"Well, I would like to think so," Boston Celtics forward Al Horford told ESPN. "I think guys will definitely take the game more seriously. In the last couple of years, the games haven't been good, and we're all aware of that. Regardless of that, I think guys are going to come out and compete. But that's a big incentive, for sure. We're going to be diving for loose balls out there."
Over the years, there have been heightened complaints about the players not taking the game seriously enough, with porous defense and half-hearted offensive showings. That could change dramatically.
"That'll certainly make it more interesting," Boston Celtics guard Kyrie Irving said regarding the $100,000 winner's prize. "That's a huge difference."

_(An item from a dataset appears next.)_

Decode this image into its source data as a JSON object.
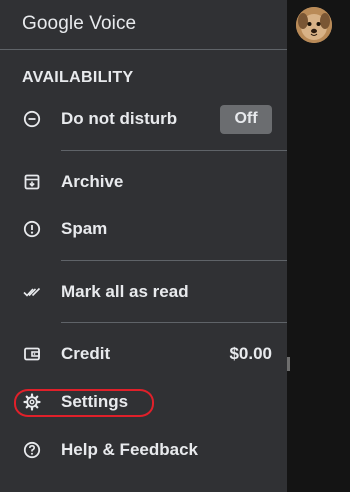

"I think it will help, for sure. That's a lot of money," Golden State Warriors guard Klay Thompson told ESPN. "It will definitely help."
This season, the NBA removed the Eastern Conference vs. Western Conference format and implemented a draft in which two captains, the top vote-getter in each conference, make the selections. Furthermore, the teams will play for a local charity. The belief is that the intensity might pick up with such alterations.
But of all the revisions, the almighty dollar might just be the solution.
"That's significant. For some players, they just want to see [the game] being worth their time," Golden State Warriors guard Stephen Curry told ESPN. "An idea I have is shortening the day. The entire game day is the biggest drag for us. Media [obligations], sponsorship appearances, [extravagant, prolonged] All-Star introductions. It's obviously a made-for-TV event. After all that, then there's the game. That's a lot. But all the changes should help make the game a little better. It won't be like [Saturday night against the Celtics], but it should be better."
Team LeBron James drafted Kevin Durant and fellow starters Irving, Anthony Davis and DeMarcus Cousins, along with reserves Bradley Beal, LaMarcus Aldridge, Kevin Love, Russell Westbrook, Victor Oladipo, Kristaps Porzingis and John Wall.
Paul George was voted in by commissioner Adam Silver as an injury replacement for Cousins.
Team Curry selected starters Giannis Antetokounmpo, DeMar DeRozan, James Harden and Joel Embiid and reserves Damian Lillard, Jimmy Butler, Draymond Green, Kyle Lowry, Thompson, Karl-Anthony Towns and Horford.
The game will be played Feb. 18 at Staples Center.